Interview with Joel Burgess #2

Please wait...

This article was written on an older version of FileFront / GameFront

Formatting may be lacking as a result. If this article is un-readable please report it so that we may fix it.

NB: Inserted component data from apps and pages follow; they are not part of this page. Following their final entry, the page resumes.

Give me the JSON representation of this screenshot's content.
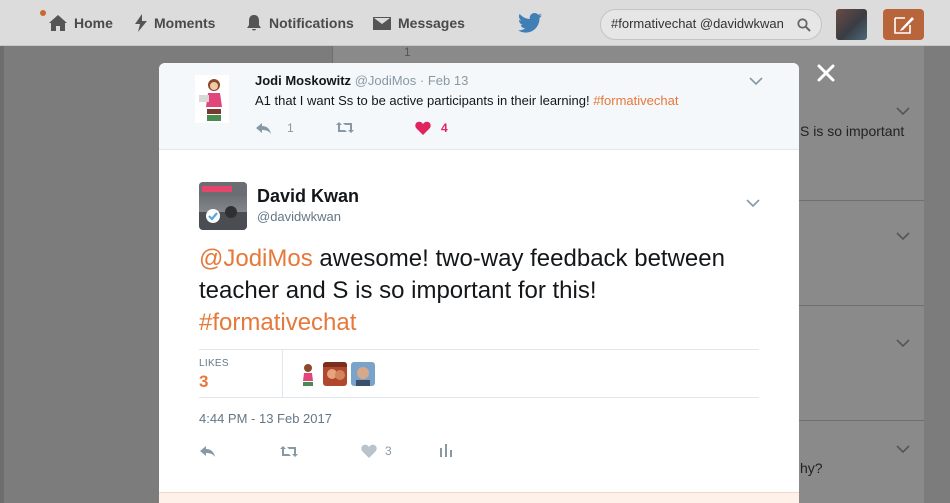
{
  "nav": {
    "home": "Home",
    "moments": "Moments",
    "notifications": "Notifications",
    "messages": "Messages",
    "search_value": "#formativechat @davidwkwan"
  },
  "background": {
    "reply_count": "1",
    "snippet_1": "S is so important",
    "snippet_2": "hy?"
  },
  "parent_tweet": {
    "name": "Jodi Moskowitz",
    "handle": "@JodiMos",
    "date": "· Feb 13",
    "text": "A1 that I want Ss to be active participants in their learning! ",
    "hashtag": "#formativechat",
    "replies": "1",
    "likes": "4"
  },
  "main_tweet": {
    "name": "David Kwan",
    "handle": "@davidwkwan",
    "mention": "@JodiMos",
    "text": " awesome! two-way feedback between teacher and S is so important for this! ",
    "hashtag": "#formativechat",
    "likes_label": "LIKES",
    "likes_count": "3",
    "timestamp": "4:44 PM - 13 Feb 2017",
    "action_likes": "3"
  },
  "colors": {
    "accent": "#e6783a",
    "heart": "#e0245e",
    "muted": "#8899a6"
  }
}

Published by Aberneth 15 years ago , last updated 5 years ago
Once again, Silver Rose Studios interviewed Bethesda level designer, Joel Burgess. This interview focuses on game development, and the education involved in game development. [quote] 1. What exactly are your duties? Do they include more than just object placement and interior design? Level design is a little different at every company. Ultimately, we're responsible for the player's moment-to-moment experience, particularly in combat spaces, so we handle the layout, scripting, and population of an area. Artists get involved polishing some of our clutter placement and lighting, and quest designers handle scripting where it's relevant to their work. We also do some writing; things like notes left by previous residents, usually where they include some hint at the backstory or gameplay of a space. 2. what are the office dynamics like? Is there a strict hierarchy, or is it more like a commune with a director type person at the center? Communal, I suppose. With Fallout, Todd and Emil drive the overall vision of the game, and encourage the rest of us to channel our creative energy in a direction that supports that vision. Shivering Isles ran much the same way, as did Oblivion. We have got a hierarchy beyond that - each department has producers who handle scheduling and tasks, and each group has a lead - but it's not a rigid power structure, it's all organizational. 3. What sort of degrees or university courses do you have to complete to get a job as a level designer? I got a bachelor's degree in Digital Media from the University of Central Florida, which included a few courses related to 3D art and game production. The program was fledgling when I was enrolled, so I'm sure they have a much different and more structured curriculum. They also started a graduate program called FIEA just after I left Orlando, which is supposed to offer a very specific game-oriented curriculum. While I know my degree has helped my career, I can't stress enough the importance of keeping on top of the industry on your own. Technology, techniques, and trends all shift so quickly in games, and any university program is going to be hard-pressed to keep up with it all. 4. What is the process involved in creating the master file? Do you all work off of the same file, little by little, or do you merge files? We use a proprietary version control system in the CS which allows us to merge our plugins with the master file. The system is really only suited to core game development. When working on Oblivion DLC content, for instance, we had to share plugins. 5. Who/what determines what parts you get do to in a game? Well, as touched on in the first question, LDs are responsible for the moment-to-moment gameplay for the player over much of the game. We divide the work up into locations. Some locations don't require level design - like most settlements and cities - but most of the rest are divvied up among us. Besides the obvious work of designing levels for these locations, we also are involved in other game systems, such as traps scripting, note-writing, or tweaking NPC behavior. These tasks are shared based on the individual strengths of each LD. [/quote] you can read the rest of the 15 questions here
Comments on this Article

There are no comments yet. Be the first!